- Exercise details: Below are records; reply with nothing but the number of lines in them that contain "kind".

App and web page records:

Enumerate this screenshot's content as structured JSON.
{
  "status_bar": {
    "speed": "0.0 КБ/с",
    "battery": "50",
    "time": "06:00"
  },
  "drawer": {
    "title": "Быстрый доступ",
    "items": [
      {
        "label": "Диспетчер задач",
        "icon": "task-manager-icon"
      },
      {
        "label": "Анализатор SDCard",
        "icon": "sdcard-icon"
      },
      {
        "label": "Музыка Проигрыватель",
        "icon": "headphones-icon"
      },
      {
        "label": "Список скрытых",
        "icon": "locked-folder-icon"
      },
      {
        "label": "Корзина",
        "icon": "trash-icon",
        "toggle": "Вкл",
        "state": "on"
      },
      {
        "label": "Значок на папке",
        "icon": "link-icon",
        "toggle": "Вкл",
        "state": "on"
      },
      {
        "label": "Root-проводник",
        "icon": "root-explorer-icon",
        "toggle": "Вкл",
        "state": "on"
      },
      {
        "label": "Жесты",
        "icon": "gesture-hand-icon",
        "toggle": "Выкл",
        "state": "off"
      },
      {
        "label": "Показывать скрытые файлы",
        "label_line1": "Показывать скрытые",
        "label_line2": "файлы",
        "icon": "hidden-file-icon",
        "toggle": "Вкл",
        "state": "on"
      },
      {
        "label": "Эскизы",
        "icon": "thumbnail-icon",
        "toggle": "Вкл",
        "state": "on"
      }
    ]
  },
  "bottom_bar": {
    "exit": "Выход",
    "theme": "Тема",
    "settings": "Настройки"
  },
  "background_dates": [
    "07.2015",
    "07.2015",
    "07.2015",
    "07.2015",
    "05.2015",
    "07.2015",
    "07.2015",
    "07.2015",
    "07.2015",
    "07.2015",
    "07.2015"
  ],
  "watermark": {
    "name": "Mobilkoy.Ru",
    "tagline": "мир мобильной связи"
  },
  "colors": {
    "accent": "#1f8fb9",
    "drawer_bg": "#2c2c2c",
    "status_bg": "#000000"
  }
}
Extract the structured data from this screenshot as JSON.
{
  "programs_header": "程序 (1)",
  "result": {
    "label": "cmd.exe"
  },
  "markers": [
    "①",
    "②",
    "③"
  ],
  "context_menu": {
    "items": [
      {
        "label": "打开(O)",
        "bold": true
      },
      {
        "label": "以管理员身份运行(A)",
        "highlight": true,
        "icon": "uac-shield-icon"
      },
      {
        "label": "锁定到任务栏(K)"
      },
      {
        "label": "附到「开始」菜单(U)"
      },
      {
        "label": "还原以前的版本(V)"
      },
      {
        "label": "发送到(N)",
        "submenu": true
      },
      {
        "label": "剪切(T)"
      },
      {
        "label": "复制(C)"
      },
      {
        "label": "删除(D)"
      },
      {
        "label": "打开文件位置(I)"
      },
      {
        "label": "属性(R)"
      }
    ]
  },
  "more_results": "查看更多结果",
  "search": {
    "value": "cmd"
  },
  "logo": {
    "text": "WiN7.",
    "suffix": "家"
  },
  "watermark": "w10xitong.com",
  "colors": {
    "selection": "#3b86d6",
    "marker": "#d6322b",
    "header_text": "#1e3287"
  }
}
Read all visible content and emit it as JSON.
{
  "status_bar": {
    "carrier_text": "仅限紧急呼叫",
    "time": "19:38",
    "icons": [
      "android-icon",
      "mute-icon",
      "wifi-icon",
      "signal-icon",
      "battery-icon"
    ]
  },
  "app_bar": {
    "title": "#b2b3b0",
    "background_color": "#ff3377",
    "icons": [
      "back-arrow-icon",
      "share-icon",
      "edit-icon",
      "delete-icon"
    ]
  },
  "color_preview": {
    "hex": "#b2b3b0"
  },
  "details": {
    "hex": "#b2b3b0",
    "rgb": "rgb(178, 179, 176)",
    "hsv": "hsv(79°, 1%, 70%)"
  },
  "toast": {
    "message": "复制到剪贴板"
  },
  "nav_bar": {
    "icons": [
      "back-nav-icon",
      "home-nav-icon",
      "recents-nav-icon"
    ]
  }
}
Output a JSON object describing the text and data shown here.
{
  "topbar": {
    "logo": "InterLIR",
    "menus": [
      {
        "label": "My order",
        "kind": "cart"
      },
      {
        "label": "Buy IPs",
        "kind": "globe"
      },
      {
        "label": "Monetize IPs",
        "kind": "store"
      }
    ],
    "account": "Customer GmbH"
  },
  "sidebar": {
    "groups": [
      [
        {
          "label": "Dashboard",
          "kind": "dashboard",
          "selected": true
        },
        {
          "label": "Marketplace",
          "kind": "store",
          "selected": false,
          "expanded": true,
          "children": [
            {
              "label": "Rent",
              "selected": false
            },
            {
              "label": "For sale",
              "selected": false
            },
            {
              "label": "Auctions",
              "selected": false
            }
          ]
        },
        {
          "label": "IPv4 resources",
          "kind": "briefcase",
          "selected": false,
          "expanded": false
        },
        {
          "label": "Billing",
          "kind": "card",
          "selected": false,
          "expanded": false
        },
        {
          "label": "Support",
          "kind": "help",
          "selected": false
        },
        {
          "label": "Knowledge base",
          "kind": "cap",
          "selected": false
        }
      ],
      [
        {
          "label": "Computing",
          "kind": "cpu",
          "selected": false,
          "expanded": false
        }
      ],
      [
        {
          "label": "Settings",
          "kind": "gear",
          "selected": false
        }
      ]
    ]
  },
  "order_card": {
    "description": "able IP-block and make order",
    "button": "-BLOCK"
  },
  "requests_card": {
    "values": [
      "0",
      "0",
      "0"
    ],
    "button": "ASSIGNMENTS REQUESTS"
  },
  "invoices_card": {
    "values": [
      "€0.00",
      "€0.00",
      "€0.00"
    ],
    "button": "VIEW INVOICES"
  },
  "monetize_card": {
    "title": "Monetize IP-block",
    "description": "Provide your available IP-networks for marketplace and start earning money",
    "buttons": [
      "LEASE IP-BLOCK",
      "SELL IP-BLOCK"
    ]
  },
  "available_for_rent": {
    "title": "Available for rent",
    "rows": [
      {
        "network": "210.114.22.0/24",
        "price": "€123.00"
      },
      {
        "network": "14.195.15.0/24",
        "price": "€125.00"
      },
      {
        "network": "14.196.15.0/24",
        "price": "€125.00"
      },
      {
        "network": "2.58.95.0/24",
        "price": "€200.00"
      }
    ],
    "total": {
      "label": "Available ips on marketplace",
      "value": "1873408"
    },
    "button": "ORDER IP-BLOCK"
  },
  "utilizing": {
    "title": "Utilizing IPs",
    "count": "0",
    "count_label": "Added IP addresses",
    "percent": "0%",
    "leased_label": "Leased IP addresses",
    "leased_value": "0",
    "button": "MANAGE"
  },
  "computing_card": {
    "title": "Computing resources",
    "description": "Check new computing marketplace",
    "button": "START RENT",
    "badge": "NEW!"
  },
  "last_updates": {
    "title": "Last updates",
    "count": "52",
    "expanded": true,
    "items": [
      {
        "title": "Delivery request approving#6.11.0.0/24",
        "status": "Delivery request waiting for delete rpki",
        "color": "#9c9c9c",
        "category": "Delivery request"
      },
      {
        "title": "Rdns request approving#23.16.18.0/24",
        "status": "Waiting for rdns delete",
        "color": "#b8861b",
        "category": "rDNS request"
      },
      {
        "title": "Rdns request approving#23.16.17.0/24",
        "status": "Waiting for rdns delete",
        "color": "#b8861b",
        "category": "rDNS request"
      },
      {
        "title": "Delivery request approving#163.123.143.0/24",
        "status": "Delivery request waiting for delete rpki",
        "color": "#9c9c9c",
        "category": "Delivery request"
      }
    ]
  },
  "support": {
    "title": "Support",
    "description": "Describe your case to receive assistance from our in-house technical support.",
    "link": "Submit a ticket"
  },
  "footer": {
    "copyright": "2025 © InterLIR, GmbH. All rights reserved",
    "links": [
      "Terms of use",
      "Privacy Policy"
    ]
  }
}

- Answer box: 11